■ Brief
Give the records again exactly as written. Leave out the pictures.

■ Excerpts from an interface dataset
*** Block opens ***
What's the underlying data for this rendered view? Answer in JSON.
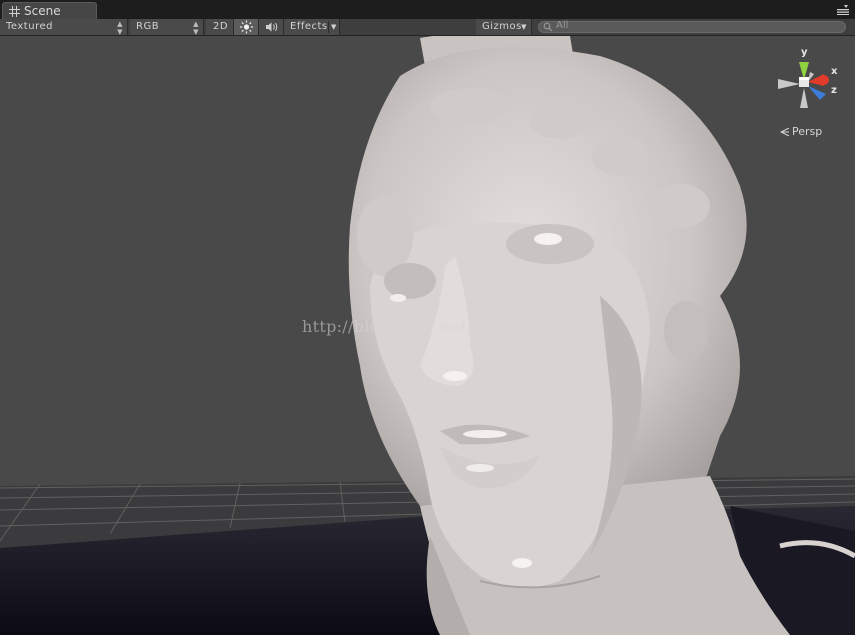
{
  "tab": {
    "label": "Scene",
    "icon": "scene-grid-icon"
  },
  "toolbar": {
    "draw_mode": "Textured",
    "render_mode": "RGB",
    "mode_2d": "2D",
    "lighting_icon": "sun-icon",
    "audio_icon": "speaker-icon",
    "effects": "Effects",
    "gizmos": "Gizmos",
    "search_placeholder": "All"
  },
  "viewport": {
    "watermark": "http://blog.csdn.net/wolf96",
    "gizmo_axes": {
      "y": "y",
      "x": "x",
      "z": "z"
    },
    "projection": "Persp"
  },
  "colors": {
    "axis_y": "#8fd13f",
    "axis_x": "#e23b2a",
    "axis_z": "#3b7bd9",
    "background": "#494949",
    "model": "#cfc9c7"
  }
}
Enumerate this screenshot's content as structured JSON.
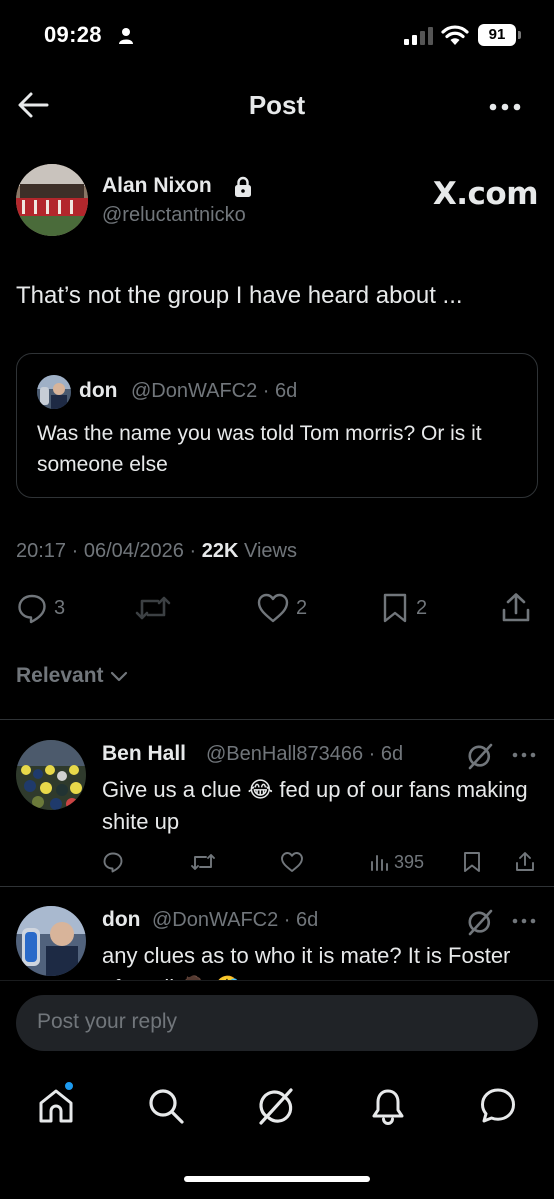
{
  "status_bar": {
    "time": "09:28",
    "battery": "91"
  },
  "header": {
    "title": "Post"
  },
  "post": {
    "author_name": "Alan Nixon",
    "author_handle": "@reluctantnicko",
    "watermark": "X.com",
    "text": "That’s not the group I have heard about ...",
    "quote": {
      "name": "don",
      "handle_time": "@DonWAFC2 · 6d",
      "text": "Was the name you was told Tom morris? Or is it someone else"
    },
    "meta": {
      "time_date": "20:17 · 06/04/2026 · ",
      "views_count": "22K",
      "views_label": " Views"
    },
    "stats": {
      "replies": "3",
      "reposts": "",
      "likes": "2",
      "bookmarks": "2"
    }
  },
  "sort": {
    "label": "Relevant"
  },
  "replies": [
    {
      "name": "Ben Hall",
      "handle_time": "@BenHall873466 · 6d",
      "text_before": "Give us a clue ",
      "emoji": "😂",
      "text_after": " fed up of our fans making shite up",
      "views": "395"
    },
    {
      "name": "don",
      "handle_time": "@DonWAFC2 · 6d",
      "text": "any clues as to who it is mate? It is Foster after all 🤷 🤣"
    }
  ],
  "composer": {
    "placeholder": "Post your reply"
  },
  "colors": {
    "background": "#000000",
    "text": "#e7e9ea",
    "muted": "#71767b",
    "border": "#2f3336",
    "accent": "#1d9bf0"
  }
}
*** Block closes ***
■ Answer area
What's the underlying data for this rendered view? Answer in JSON.
{
  "tab": {
    "label": "Scene",
    "icon": "scene-grid-icon"
  },
  "toolbar": {
    "draw_mode": "Textured",
    "render_mode": "RGB",
    "mode_2d": "2D",
    "lighting_icon": "sun-icon",
    "audio_icon": "speaker-icon",
    "effects": "Effects",
    "gizmos": "Gizmos",
    "search_placeholder": "All"
  },
  "viewport": {
    "watermark": "http://blog.csdn.net/wolf96",
    "gizmo_axes": {
      "y": "y",
      "x": "x",
      "z": "z"
    },
    "projection": "Persp"
  },
  "colors": {
    "axis_y": "#8fd13f",
    "axis_x": "#e23b2a",
    "axis_z": "#3b7bd9",
    "background": "#494949",
    "model": "#cfc9c7"
  }
}
Enumerate this screenshot's content as structured JSON.
{
  "status_bar": {
    "time": "09:28",
    "battery": "91"
  },
  "header": {
    "title": "Post"
  },
  "post": {
    "author_name": "Alan Nixon",
    "author_handle": "@reluctantnicko",
    "watermark": "X.com",
    "text": "That’s not the group I have heard about ...",
    "quote": {
      "name": "don",
      "handle_time": "@DonWAFC2 · 6d",
      "text": "Was the name you was told Tom morris? Or is it someone else"
    },
    "meta": {
      "time_date": "20:17 · 06/04/2026 · ",
      "views_count": "22K",
      "views_label": " Views"
    },
    "stats": {
      "replies": "3",
      "reposts": "",
      "likes": "2",
      "bookmarks": "2"
    }
  },
  "sort": {
    "label": "Relevant"
  },
  "replies": [
    {
      "name": "Ben Hall",
      "handle_time": "@BenHall873466 · 6d",
      "text_before": "Give us a clue ",
      "emoji": "😂",
      "text_after": " fed up of our fans making shite up",
      "views": "395"
    },
    {
      "name": "don",
      "handle_time": "@DonWAFC2 · 6d",
      "text": "any clues as to who it is mate? It is Foster after all 🤷 🤣"
    }
  ],
  "composer": {
    "placeholder": "Post your reply"
  },
  "colors": {
    "background": "#000000",
    "text": "#e7e9ea",
    "muted": "#71767b",
    "border": "#2f3336",
    "accent": "#1d9bf0"
  }
}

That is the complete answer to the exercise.